Word for word, repeat the records, leaving every picture behind.

• **Supplied data**
__________

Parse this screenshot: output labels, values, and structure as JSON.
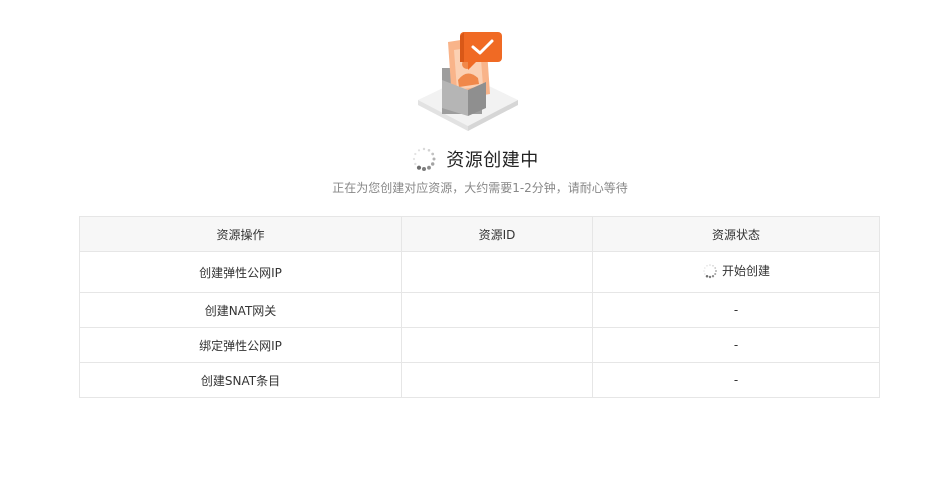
{
  "header": {
    "title": "资源创建中",
    "subtitle": "正在为您创建对应资源，大约需要1-2分钟，请耐心等待",
    "illustration_icon": "document-check-box-icon",
    "spinner_icon": "loading-spinner-icon"
  },
  "table": {
    "columns": [
      "资源操作",
      "资源ID",
      "资源状态"
    ],
    "rows": [
      {
        "operation": "创建弹性公网IP",
        "resource_id": "",
        "status": "开始创建",
        "status_icon": "loading-spinner-icon"
      },
      {
        "operation": "创建NAT网关",
        "resource_id": "",
        "status": "-"
      },
      {
        "operation": "绑定弹性公网IP",
        "resource_id": "",
        "status": "-"
      },
      {
        "operation": "创建SNAT条目",
        "resource_id": "",
        "status": "-"
      }
    ]
  },
  "colors": {
    "accent": "#f06a24",
    "accent_light": "#f9a875",
    "grey_box": "#9a9a9a",
    "header_bg": "#f7f7f7",
    "border": "#e6e6e6"
  }
}
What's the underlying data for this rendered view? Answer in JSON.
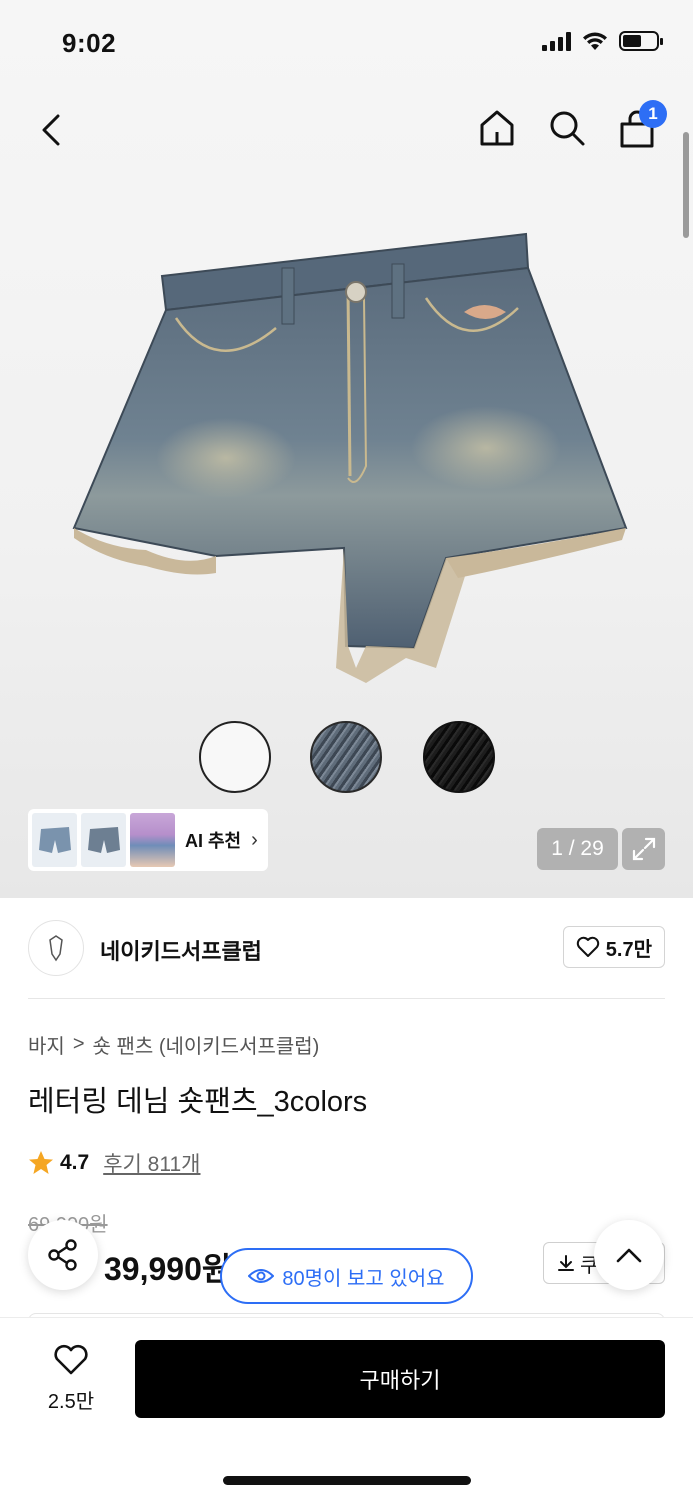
{
  "status": {
    "time": "9:02"
  },
  "nav": {
    "cart_count": "1"
  },
  "gallery": {
    "counter": "1 / 29",
    "ai_label": "AI 추천",
    "swatches": [
      "white",
      "denim",
      "black"
    ]
  },
  "brand": {
    "name": "네이키드서프클럽",
    "likes": "5.7만"
  },
  "product": {
    "breadcrumb_category": "바지",
    "breadcrumb_separator": ">",
    "breadcrumb_sub": "숏 팬츠 (네이키드서프클럽)",
    "title": "레터링 데님 숏팬츠_3colors",
    "rating": "4.7",
    "reviews": "후기 811개",
    "original_price": "69,000원",
    "price": "39,990원",
    "coupon_label": "쿠폰"
  },
  "viewers": {
    "text": "80명이 보고 있어요"
  },
  "bottom": {
    "wish_count": "2.5만",
    "buy_label": "구매하기"
  },
  "colors": {
    "accent": "#2d6ef5",
    "primary": "#000000",
    "star": "#f5a623"
  },
  "icons": [
    "back-icon",
    "home-icon",
    "search-icon",
    "cart-icon",
    "expand-icon",
    "heart-icon",
    "share-icon",
    "eye-icon",
    "download-icon",
    "chevron-up-icon",
    "star-icon"
  ]
}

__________

• **Result below**
Parse this screenshot: output labels, values, and structure as JSON.
{
  "header": {
    "title": "资源创建中",
    "subtitle": "正在为您创建对应资源，大约需要1-2分钟，请耐心等待",
    "illustration_icon": "document-check-box-icon",
    "spinner_icon": "loading-spinner-icon"
  },
  "table": {
    "columns": [
      "资源操作",
      "资源ID",
      "资源状态"
    ],
    "rows": [
      {
        "operation": "创建弹性公网IP",
        "resource_id": "",
        "status": "开始创建",
        "status_icon": "loading-spinner-icon"
      },
      {
        "operation": "创建NAT网关",
        "resource_id": "",
        "status": "-"
      },
      {
        "operation": "绑定弹性公网IP",
        "resource_id": "",
        "status": "-"
      },
      {
        "operation": "创建SNAT条目",
        "resource_id": "",
        "status": "-"
      }
    ]
  },
  "colors": {
    "accent": "#f06a24",
    "accent_light": "#f9a875",
    "grey_box": "#9a9a9a",
    "header_bg": "#f7f7f7",
    "border": "#e6e6e6"
  }
}
What's the underlying data for this rendered view? Answer in JSON.
{
  "status": {
    "time": "9:02"
  },
  "nav": {
    "cart_count": "1"
  },
  "gallery": {
    "counter": "1 / 29",
    "ai_label": "AI 추천",
    "swatches": [
      "white",
      "denim",
      "black"
    ]
  },
  "brand": {
    "name": "네이키드서프클럽",
    "likes": "5.7만"
  },
  "product": {
    "breadcrumb_category": "바지",
    "breadcrumb_separator": ">",
    "breadcrumb_sub": "숏 팬츠 (네이키드서프클럽)",
    "title": "레터링 데님 숏팬츠_3colors",
    "rating": "4.7",
    "reviews": "후기 811개",
    "original_price": "69,000원",
    "price": "39,990원",
    "coupon_label": "쿠폰"
  },
  "viewers": {
    "text": "80명이 보고 있어요"
  },
  "bottom": {
    "wish_count": "2.5만",
    "buy_label": "구매하기"
  },
  "colors": {
    "accent": "#2d6ef5",
    "primary": "#000000",
    "star": "#f5a623"
  },
  "icons": [
    "back-icon",
    "home-icon",
    "search-icon",
    "cart-icon",
    "expand-icon",
    "heart-icon",
    "share-icon",
    "eye-icon",
    "download-icon",
    "chevron-up-icon",
    "star-icon"
  ]
}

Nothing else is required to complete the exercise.